## WHAT YOU WILL DO
Please copy the records below word for word, leaving out the pictures.

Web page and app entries
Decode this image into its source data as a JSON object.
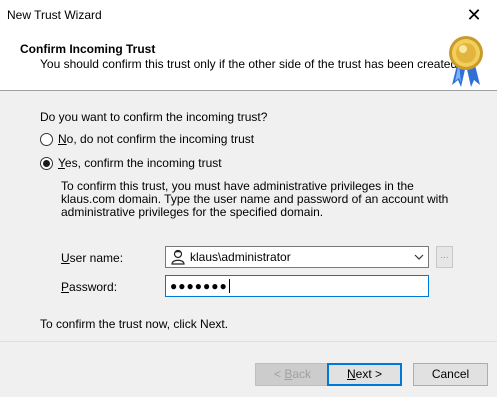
{
  "window": {
    "title": "New Trust Wizard"
  },
  "header": {
    "title": "Confirm Incoming Trust",
    "subtitle": "You should confirm this trust only if the other side of the trust has been created."
  },
  "main": {
    "question": "Do you want to confirm the incoming trust?",
    "options": [
      {
        "mnemonic": "N",
        "rest": "o, do not confirm the incoming trust",
        "checked": false
      },
      {
        "mnemonic": "Y",
        "rest": "es, confirm the incoming trust",
        "checked": true
      }
    ],
    "description": "To confirm this trust, you must have administrative privileges in the klaus.com domain. Type the user name and password of an account with administrative privileges for the specified domain.",
    "username": {
      "mnemonic": "U",
      "rest": "ser name:",
      "value": "klaus\\administrator"
    },
    "password": {
      "mnemonic": "P",
      "rest": "assword:",
      "value": "●●●●●●●"
    },
    "browse_label": "...",
    "footer": "To confirm the trust now, click Next."
  },
  "buttons": {
    "back": {
      "pre": "< ",
      "mnemonic": "B",
      "rest": "ack"
    },
    "next": {
      "mnemonic": "N",
      "rest": "ext >"
    },
    "cancel": "Cancel"
  },
  "icons": {
    "seal": "award-seal-icon",
    "user": "user-icon",
    "close": "close-icon",
    "dropdown": "chevron-down-icon"
  }
}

## RESULT FOR THIS TASK
Decode this image into its source data as a JSON object.
{
  "window": {
    "title": "New Trust Wizard"
  },
  "header": {
    "title": "Confirm Incoming Trust",
    "subtitle": "You should confirm this trust only if the other side of the trust has been created."
  },
  "main": {
    "question": "Do you want to confirm the incoming trust?",
    "options": [
      {
        "mnemonic": "N",
        "rest": "o, do not confirm the incoming trust",
        "checked": false
      },
      {
        "mnemonic": "Y",
        "rest": "es, confirm the incoming trust",
        "checked": true
      }
    ],
    "description": "To confirm this trust, you must have administrative privileges in the klaus.com domain. Type the user name and password of an account with administrative privileges for the specified domain.",
    "username": {
      "mnemonic": "U",
      "rest": "ser name:",
      "value": "klaus\\administrator"
    },
    "password": {
      "mnemonic": "P",
      "rest": "assword:",
      "value": "●●●●●●●"
    },
    "browse_label": "...",
    "footer": "To confirm the trust now, click Next."
  },
  "buttons": {
    "back": {
      "pre": "< ",
      "mnemonic": "B",
      "rest": "ack"
    },
    "next": {
      "mnemonic": "N",
      "rest": "ext >"
    },
    "cancel": "Cancel"
  },
  "icons": {
    "seal": "award-seal-icon",
    "user": "user-icon",
    "close": "close-icon",
    "dropdown": "chevron-down-icon"
  }
}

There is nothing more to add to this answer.